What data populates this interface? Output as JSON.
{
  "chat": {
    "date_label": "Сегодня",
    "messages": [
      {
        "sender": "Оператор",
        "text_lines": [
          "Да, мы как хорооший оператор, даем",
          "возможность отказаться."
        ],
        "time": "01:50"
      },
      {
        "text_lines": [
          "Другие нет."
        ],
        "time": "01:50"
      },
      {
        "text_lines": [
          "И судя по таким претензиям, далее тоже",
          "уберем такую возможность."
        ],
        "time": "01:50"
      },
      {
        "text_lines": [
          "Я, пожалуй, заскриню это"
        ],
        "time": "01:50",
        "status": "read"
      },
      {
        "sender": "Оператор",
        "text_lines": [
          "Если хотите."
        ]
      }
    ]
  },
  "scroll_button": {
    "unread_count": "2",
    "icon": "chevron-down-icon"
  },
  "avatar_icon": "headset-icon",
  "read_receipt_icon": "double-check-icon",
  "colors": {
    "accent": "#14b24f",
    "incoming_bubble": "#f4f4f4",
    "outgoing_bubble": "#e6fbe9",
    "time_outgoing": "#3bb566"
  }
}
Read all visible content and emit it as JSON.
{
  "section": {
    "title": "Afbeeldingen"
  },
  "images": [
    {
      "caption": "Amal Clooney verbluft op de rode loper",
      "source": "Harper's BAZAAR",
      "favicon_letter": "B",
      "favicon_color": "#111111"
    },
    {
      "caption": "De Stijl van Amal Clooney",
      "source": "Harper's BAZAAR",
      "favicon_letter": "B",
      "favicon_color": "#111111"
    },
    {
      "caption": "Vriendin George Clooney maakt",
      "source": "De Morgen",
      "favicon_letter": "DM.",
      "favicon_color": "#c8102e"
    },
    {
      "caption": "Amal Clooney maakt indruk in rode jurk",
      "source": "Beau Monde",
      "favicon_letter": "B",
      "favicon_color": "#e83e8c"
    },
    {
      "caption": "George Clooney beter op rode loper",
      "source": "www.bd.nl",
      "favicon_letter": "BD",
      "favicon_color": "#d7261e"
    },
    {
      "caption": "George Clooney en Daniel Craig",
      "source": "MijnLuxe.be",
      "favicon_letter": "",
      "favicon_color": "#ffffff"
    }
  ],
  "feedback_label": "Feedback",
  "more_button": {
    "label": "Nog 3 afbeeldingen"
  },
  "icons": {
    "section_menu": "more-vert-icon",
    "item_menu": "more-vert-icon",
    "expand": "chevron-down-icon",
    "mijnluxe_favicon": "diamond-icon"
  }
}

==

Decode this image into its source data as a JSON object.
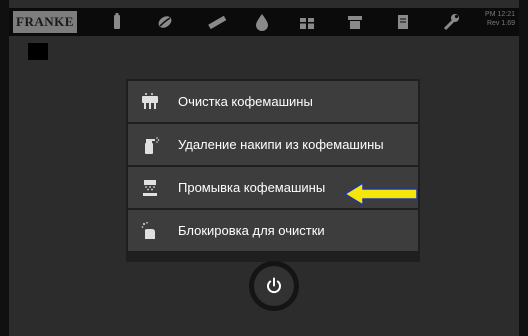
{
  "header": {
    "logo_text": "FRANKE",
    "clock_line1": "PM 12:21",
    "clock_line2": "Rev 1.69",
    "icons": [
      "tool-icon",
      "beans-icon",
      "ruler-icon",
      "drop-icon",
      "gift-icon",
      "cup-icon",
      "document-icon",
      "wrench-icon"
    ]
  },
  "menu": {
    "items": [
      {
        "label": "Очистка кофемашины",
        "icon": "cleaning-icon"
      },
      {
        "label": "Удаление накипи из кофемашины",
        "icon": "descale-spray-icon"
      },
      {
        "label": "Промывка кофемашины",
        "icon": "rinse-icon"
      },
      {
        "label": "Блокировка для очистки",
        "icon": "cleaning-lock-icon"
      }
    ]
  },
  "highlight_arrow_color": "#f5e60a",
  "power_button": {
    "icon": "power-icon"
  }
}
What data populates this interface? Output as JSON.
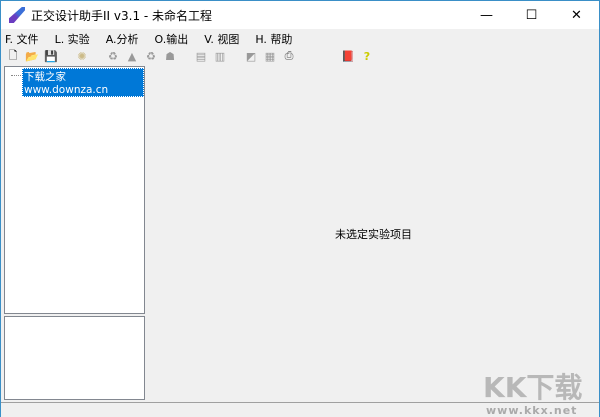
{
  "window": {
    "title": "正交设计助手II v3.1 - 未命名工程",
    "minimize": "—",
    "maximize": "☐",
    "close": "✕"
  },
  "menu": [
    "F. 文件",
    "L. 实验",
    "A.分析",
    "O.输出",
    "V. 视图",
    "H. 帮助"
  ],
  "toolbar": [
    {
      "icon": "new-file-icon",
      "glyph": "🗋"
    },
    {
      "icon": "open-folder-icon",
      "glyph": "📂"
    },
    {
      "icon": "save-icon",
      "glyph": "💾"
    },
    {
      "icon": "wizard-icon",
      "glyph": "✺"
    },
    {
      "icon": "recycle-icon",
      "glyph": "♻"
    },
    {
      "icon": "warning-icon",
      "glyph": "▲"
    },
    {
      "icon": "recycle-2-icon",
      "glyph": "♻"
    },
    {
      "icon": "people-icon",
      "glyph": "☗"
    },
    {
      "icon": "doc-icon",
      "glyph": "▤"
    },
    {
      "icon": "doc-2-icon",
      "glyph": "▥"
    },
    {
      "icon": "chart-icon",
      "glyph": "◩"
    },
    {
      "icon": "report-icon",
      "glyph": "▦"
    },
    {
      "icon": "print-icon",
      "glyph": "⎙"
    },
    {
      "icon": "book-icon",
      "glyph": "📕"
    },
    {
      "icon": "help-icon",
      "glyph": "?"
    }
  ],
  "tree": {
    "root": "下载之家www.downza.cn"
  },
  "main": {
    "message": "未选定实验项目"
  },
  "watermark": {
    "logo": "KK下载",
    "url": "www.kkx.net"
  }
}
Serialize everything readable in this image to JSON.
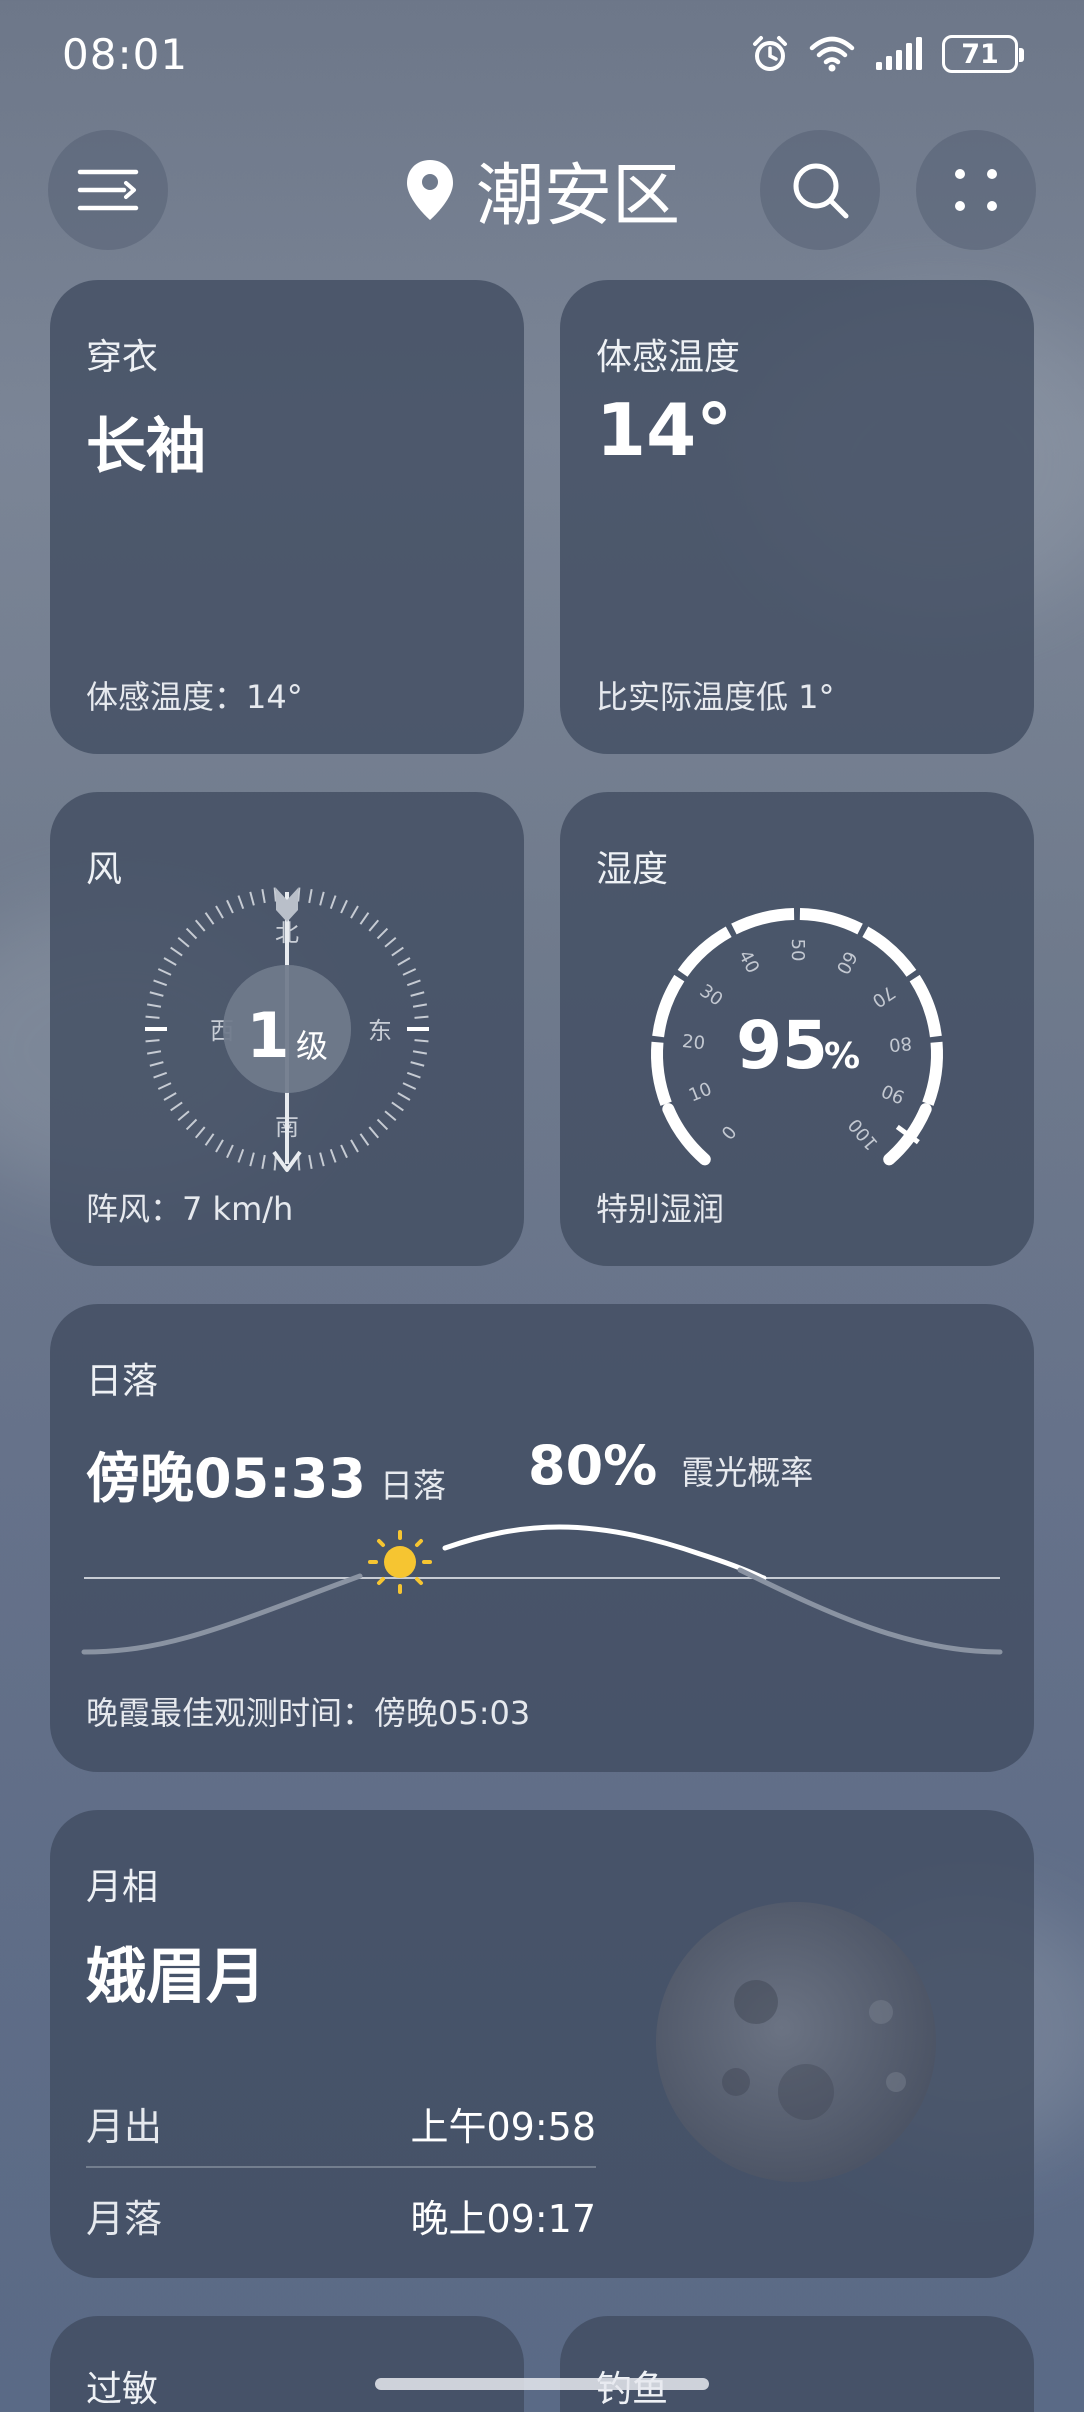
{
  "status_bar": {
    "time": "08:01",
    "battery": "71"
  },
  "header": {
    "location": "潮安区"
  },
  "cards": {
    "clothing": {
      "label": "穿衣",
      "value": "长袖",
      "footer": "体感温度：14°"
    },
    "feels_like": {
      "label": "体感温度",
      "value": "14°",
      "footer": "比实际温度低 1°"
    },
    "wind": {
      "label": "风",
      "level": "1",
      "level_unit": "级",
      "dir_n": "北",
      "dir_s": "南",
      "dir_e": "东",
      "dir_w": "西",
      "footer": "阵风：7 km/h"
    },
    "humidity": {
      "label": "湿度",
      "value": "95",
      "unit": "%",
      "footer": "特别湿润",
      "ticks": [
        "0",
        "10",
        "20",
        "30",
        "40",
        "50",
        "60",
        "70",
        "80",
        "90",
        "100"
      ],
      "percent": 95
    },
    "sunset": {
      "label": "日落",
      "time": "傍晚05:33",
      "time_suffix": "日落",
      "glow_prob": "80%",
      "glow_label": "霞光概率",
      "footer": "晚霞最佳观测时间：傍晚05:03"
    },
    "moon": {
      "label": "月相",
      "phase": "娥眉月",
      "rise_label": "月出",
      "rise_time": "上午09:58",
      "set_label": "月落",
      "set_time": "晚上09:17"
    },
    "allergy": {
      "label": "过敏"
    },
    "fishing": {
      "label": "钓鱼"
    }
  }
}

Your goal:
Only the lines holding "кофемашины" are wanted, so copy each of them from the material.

Solution:
        "label": "Очистка кофемашины",
        "label": "Удаление накипи из кофемашины",
        "label": "Промывка кофемашины",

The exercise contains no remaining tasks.